(Web page and app entries)
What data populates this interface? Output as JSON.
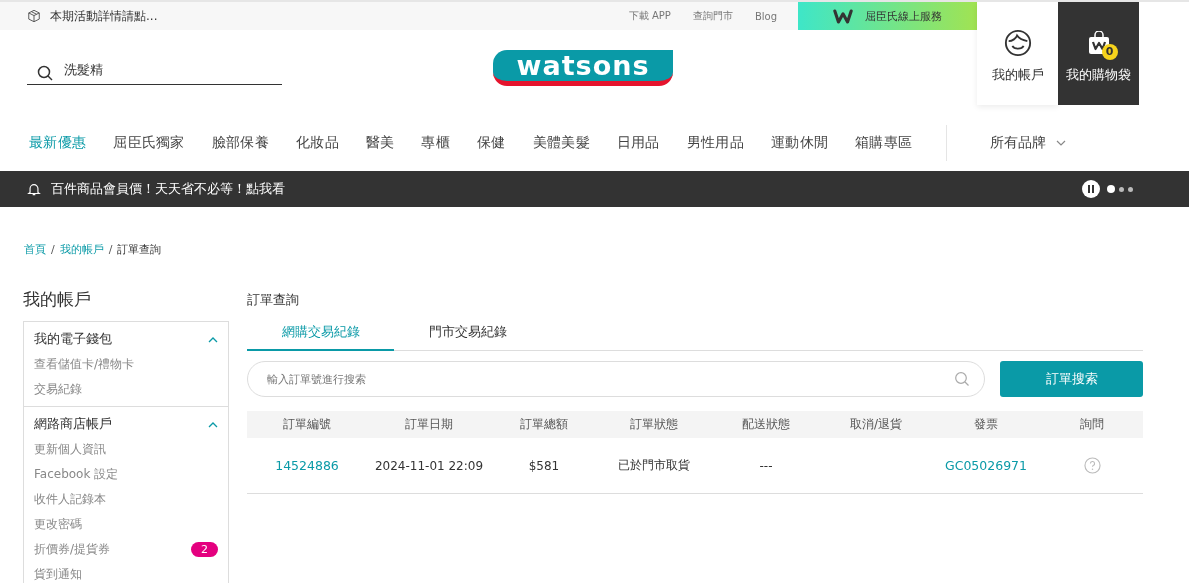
{
  "top_bar": {
    "notice": "本期活動詳情請點...",
    "links": [
      "下載 APP",
      "查詢門市",
      "Blog"
    ],
    "service": "屈臣氏線上服務"
  },
  "header": {
    "search": {
      "value": "洗髮精"
    },
    "logo": "watsons",
    "account": "我的帳戶",
    "bag": {
      "label": "我的購物袋",
      "count": "0"
    }
  },
  "nav": {
    "items": [
      {
        "label": "最新優惠",
        "selected": true
      },
      {
        "label": "屈臣氏獨家",
        "selected": false
      },
      {
        "label": "臉部保養",
        "selected": false
      },
      {
        "label": "化妝品",
        "selected": false
      },
      {
        "label": "醫美",
        "selected": false
      },
      {
        "label": "專櫃",
        "selected": false
      },
      {
        "label": "保健",
        "selected": false
      },
      {
        "label": "美體美髮",
        "selected": false
      },
      {
        "label": "日用品",
        "selected": false
      },
      {
        "label": "男性用品",
        "selected": false
      },
      {
        "label": "運動休閒",
        "selected": false
      },
      {
        "label": "箱購專區",
        "selected": false
      }
    ],
    "brands": "所有品牌"
  },
  "banner": {
    "text": "百件商品會員價！天天省不必等！點我看",
    "slides": [
      {
        "selected": true
      },
      {
        "selected": false
      },
      {
        "selected": false
      }
    ]
  },
  "breadcrumb": [
    {
      "label": "首頁",
      "link": true
    },
    {
      "separator": "/",
      "label": "我的帳戶",
      "link": true
    },
    {
      "separator": "/",
      "label": "訂單查詢",
      "link": false
    }
  ],
  "sidebar": {
    "title": "我的帳戶",
    "sections": [
      {
        "title": "我的電子錢包",
        "expanded": true,
        "items": [
          {
            "label": "查看儲值卡/禮物卡"
          },
          {
            "label": "交易紀錄"
          }
        ]
      },
      {
        "title": "網路商店帳戶",
        "expanded": true,
        "items": [
          {
            "label": "更新個人資訊"
          },
          {
            "label": "Facebook 設定"
          },
          {
            "label": "收件人記錄本"
          },
          {
            "label": "更改密碼"
          },
          {
            "label": "折價券/提貨券",
            "badge": "2"
          },
          {
            "label": "貨到通知"
          }
        ]
      }
    ]
  },
  "main": {
    "title": "訂單查詢",
    "tabs": [
      {
        "label": "網購交易紀錄",
        "selected": true
      },
      {
        "label": "門市交易紀錄",
        "selected": false
      }
    ],
    "search": {
      "placeholder": "輸入訂單號進行搜索"
    },
    "search_button": "訂單搜索",
    "table": {
      "columns": [
        "訂單編號",
        "訂單日期",
        "訂單總額",
        "訂單狀態",
        "配送狀態",
        "取消/退貨",
        "發票",
        "詢問"
      ],
      "rows": [
        {
          "cells": [
            {
              "text": "14524886",
              "kind": "link"
            },
            {
              "text": "2024-11-01 22:09",
              "kind": "text"
            },
            {
              "text": "$581",
              "kind": "text"
            },
            {
              "text": "已於門市取貨",
              "kind": "text"
            },
            {
              "text": "---",
              "kind": "text"
            },
            {
              "kind": "empty"
            },
            {
              "text": "GC05026971",
              "kind": "link"
            },
            {
              "kind": "help"
            }
          ]
        }
      ]
    }
  }
}
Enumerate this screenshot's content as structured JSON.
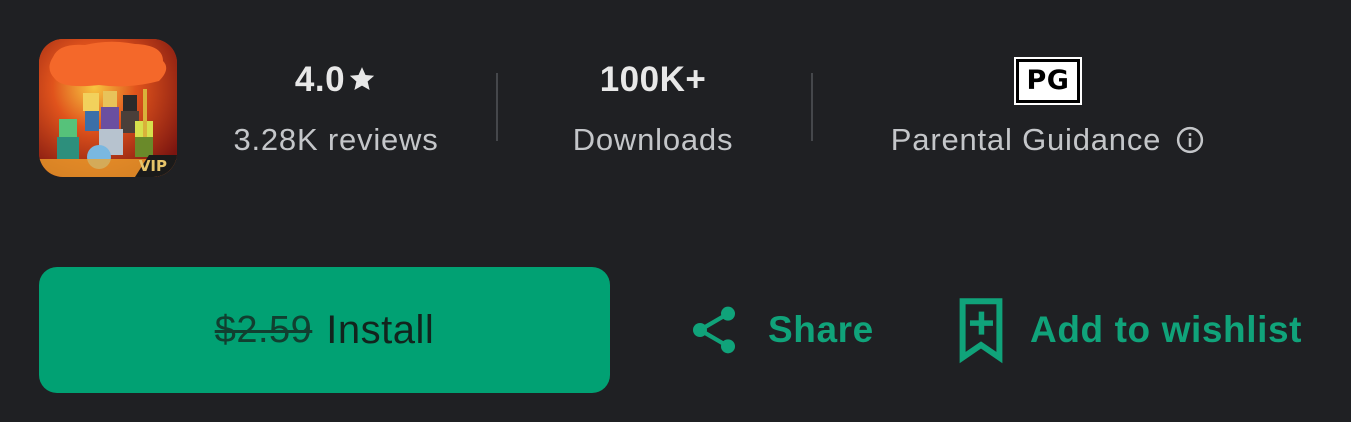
{
  "app": {
    "icon_name": "app-icon-pixel-heroes-vip",
    "icon_badge": "VIP"
  },
  "stats": {
    "rating": {
      "value": "4.0",
      "icon": "star-icon",
      "label": "3.28K reviews"
    },
    "downloads": {
      "value": "100K+",
      "label": "Downloads"
    },
    "content_rating": {
      "badge": "PG",
      "label": "Parental Guidance",
      "icon": "info-icon"
    }
  },
  "actions": {
    "install": {
      "old_price": "$2.59",
      "label": "Install"
    },
    "share": {
      "label": "Share",
      "icon": "share-icon"
    },
    "wishlist": {
      "label": "Add to wishlist",
      "icon": "bookmark-add-icon"
    }
  },
  "colors": {
    "background": "#1f2023",
    "accent": "#01a173",
    "accent_text": "#10a37a",
    "primary_text": "#e8e8e8",
    "secondary_text": "#c4c6c9",
    "divider": "#45474b"
  }
}
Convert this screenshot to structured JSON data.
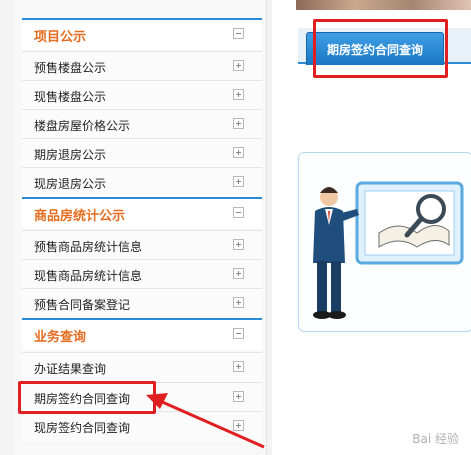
{
  "sidebar": {
    "sections": [
      {
        "title": "项目公示",
        "items": [
          "预售楼盘公示",
          "现售楼盘公示",
          "楼盘房屋价格公示",
          "期房退房公示",
          "现房退房公示"
        ]
      },
      {
        "title": "商品房统计公示",
        "items": [
          "预售商品房统计信息",
          "现售商品房统计信息",
          "预售合同备案登记"
        ]
      },
      {
        "title": "业务查询",
        "items": [
          "办证结果查询",
          "期房签约合同查询",
          "现房签约合同查询"
        ]
      }
    ]
  },
  "main": {
    "tab_label": "期房签约合同查询"
  },
  "colors": {
    "accent": "#2a8bd6",
    "section_title": "#e46c1f",
    "highlight": "#e02020"
  },
  "watermark": "Bai 经验"
}
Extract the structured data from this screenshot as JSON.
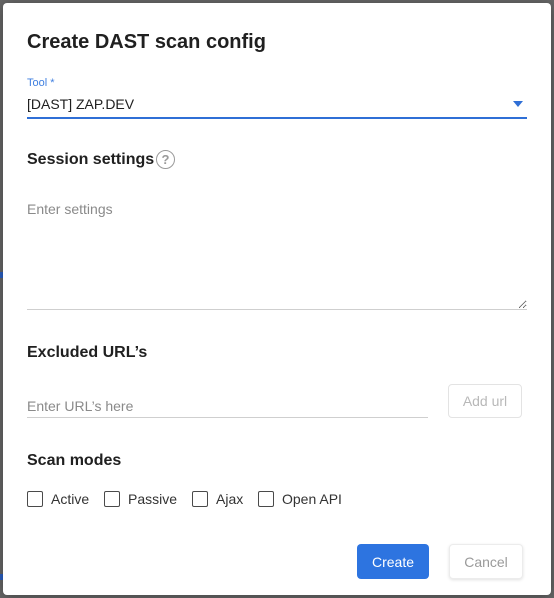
{
  "dialog": {
    "title": "Create DAST scan config",
    "tool": {
      "label": "Tool *",
      "value": "[DAST] ZAP.DEV"
    },
    "session_settings": {
      "title": "Session settings",
      "help_glyph": "?",
      "placeholder": "Enter settings"
    },
    "excluded_urls": {
      "title": "Excluded URL’s",
      "placeholder": "Enter URL’s here",
      "add_label": "Add url"
    },
    "scan_modes": {
      "title": "Scan modes",
      "options": [
        {
          "label": "Active",
          "checked": false
        },
        {
          "label": "Passive",
          "checked": false
        },
        {
          "label": "Ajax",
          "checked": false
        },
        {
          "label": "Open API",
          "checked": false
        }
      ]
    },
    "actions": {
      "create_label": "Create",
      "cancel_label": "Cancel"
    }
  },
  "colors": {
    "accent": "#2d74e0",
    "backdrop": "#676767",
    "disabled_text": "#b8b8b8"
  },
  "icons": {
    "tool_select": "chevron-down-icon",
    "help": "help-circle-icon",
    "checkbox": "checkbox-empty-icon"
  }
}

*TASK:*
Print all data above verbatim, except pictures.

*EXERCISE SOLUTION:*
What data populates this interface? Output as JSON.
{
  "top_bar": {
    "notice": "本期活動詳情請點...",
    "links": [
      "下載 APP",
      "查詢門市",
      "Blog"
    ],
    "service": "屈臣氏線上服務"
  },
  "header": {
    "search": {
      "value": "洗髮精"
    },
    "logo": "watsons",
    "account": "我的帳戶",
    "bag": {
      "label": "我的購物袋",
      "count": "0"
    }
  },
  "nav": {
    "items": [
      {
        "label": "最新優惠",
        "selected": true
      },
      {
        "label": "屈臣氏獨家",
        "selected": false
      },
      {
        "label": "臉部保養",
        "selected": false
      },
      {
        "label": "化妝品",
        "selected": false
      },
      {
        "label": "醫美",
        "selected": false
      },
      {
        "label": "專櫃",
        "selected": false
      },
      {
        "label": "保健",
        "selected": false
      },
      {
        "label": "美體美髮",
        "selected": false
      },
      {
        "label": "日用品",
        "selected": false
      },
      {
        "label": "男性用品",
        "selected": false
      },
      {
        "label": "運動休閒",
        "selected": false
      },
      {
        "label": "箱購專區",
        "selected": false
      }
    ],
    "brands": "所有品牌"
  },
  "banner": {
    "text": "百件商品會員價！天天省不必等！點我看",
    "slides": [
      {
        "selected": true
      },
      {
        "selected": false
      },
      {
        "selected": false
      }
    ]
  },
  "breadcrumb": [
    {
      "label": "首頁",
      "link": true
    },
    {
      "separator": "/",
      "label": "我的帳戶",
      "link": true
    },
    {
      "separator": "/",
      "label": "訂單查詢",
      "link": false
    }
  ],
  "sidebar": {
    "title": "我的帳戶",
    "sections": [
      {
        "title": "我的電子錢包",
        "expanded": true,
        "items": [
          {
            "label": "查看儲值卡/禮物卡"
          },
          {
            "label": "交易紀錄"
          }
        ]
      },
      {
        "title": "網路商店帳戶",
        "expanded": true,
        "items": [
          {
            "label": "更新個人資訊"
          },
          {
            "label": "Facebook 設定"
          },
          {
            "label": "收件人記錄本"
          },
          {
            "label": "更改密碼"
          },
          {
            "label": "折價券/提貨券",
            "badge": "2"
          },
          {
            "label": "貨到通知"
          }
        ]
      }
    ]
  },
  "main": {
    "title": "訂單查詢",
    "tabs": [
      {
        "label": "網購交易紀錄",
        "selected": true
      },
      {
        "label": "門市交易紀錄",
        "selected": false
      }
    ],
    "search": {
      "placeholder": "輸入訂單號進行搜索"
    },
    "search_button": "訂單搜索",
    "table": {
      "columns": [
        "訂單編號",
        "訂單日期",
        "訂單總額",
        "訂單狀態",
        "配送狀態",
        "取消/退貨",
        "發票",
        "詢問"
      ],
      "rows": [
        {
          "cells": [
            {
              "text": "14524886",
              "kind": "link"
            },
            {
              "text": "2024-11-01 22:09",
              "kind": "text"
            },
            {
              "text": "$581",
              "kind": "text"
            },
            {
              "text": "已於門市取貨",
              "kind": "text"
            },
            {
              "text": "---",
              "kind": "text"
            },
            {
              "kind": "empty"
            },
            {
              "text": "GC05026971",
              "kind": "link"
            },
            {
              "kind": "help"
            }
          ]
        }
      ]
    }
  }
}
Enumerate this screenshot's content as structured JSON.
{
  "app": {
    "icon_name": "app-icon-pixel-heroes-vip",
    "icon_badge": "VIP"
  },
  "stats": {
    "rating": {
      "value": "4.0",
      "icon": "star-icon",
      "label": "3.28K reviews"
    },
    "downloads": {
      "value": "100K+",
      "label": "Downloads"
    },
    "content_rating": {
      "badge": "PG",
      "label": "Parental Guidance",
      "icon": "info-icon"
    }
  },
  "actions": {
    "install": {
      "old_price": "$2.59",
      "label": "Install"
    },
    "share": {
      "label": "Share",
      "icon": "share-icon"
    },
    "wishlist": {
      "label": "Add to wishlist",
      "icon": "bookmark-add-icon"
    }
  },
  "colors": {
    "background": "#1f2023",
    "accent": "#01a173",
    "accent_text": "#10a37a",
    "primary_text": "#e8e8e8",
    "secondary_text": "#c4c6c9",
    "divider": "#45474b"
  }
}
Convert this screenshot to structured JSON data.
{
  "sidebar": {
    "sections": [
      {
        "title": "项目公示",
        "items": [
          "预售楼盘公示",
          "现售楼盘公示",
          "楼盘房屋价格公示",
          "期房退房公示",
          "现房退房公示"
        ]
      },
      {
        "title": "商品房统计公示",
        "items": [
          "预售商品房统计信息",
          "现售商品房统计信息",
          "预售合同备案登记"
        ]
      },
      {
        "title": "业务查询",
        "items": [
          "办证结果查询",
          "期房签约合同查询",
          "现房签约合同查询"
        ]
      }
    ]
  },
  "main": {
    "tab_label": "期房签约合同查询"
  },
  "colors": {
    "accent": "#2a8bd6",
    "section_title": "#e46c1f",
    "highlight": "#e02020"
  },
  "watermark": "Bai 经验"
}
Extract the structured data from this screenshot as JSON.
{
  "dialog": {
    "title": "Create DAST scan config",
    "tool": {
      "label": "Tool *",
      "value": "[DAST] ZAP.DEV"
    },
    "session_settings": {
      "title": "Session settings",
      "help_glyph": "?",
      "placeholder": "Enter settings"
    },
    "excluded_urls": {
      "title": "Excluded URL’s",
      "placeholder": "Enter URL’s here",
      "add_label": "Add url"
    },
    "scan_modes": {
      "title": "Scan modes",
      "options": [
        {
          "label": "Active",
          "checked": false
        },
        {
          "label": "Passive",
          "checked": false
        },
        {
          "label": "Ajax",
          "checked": false
        },
        {
          "label": "Open API",
          "checked": false
        }
      ]
    },
    "actions": {
      "create_label": "Create",
      "cancel_label": "Cancel"
    }
  },
  "colors": {
    "accent": "#2d74e0",
    "backdrop": "#676767",
    "disabled_text": "#b8b8b8"
  },
  "icons": {
    "tool_select": "chevron-down-icon",
    "help": "help-circle-icon",
    "checkbox": "checkbox-empty-icon"
  }
}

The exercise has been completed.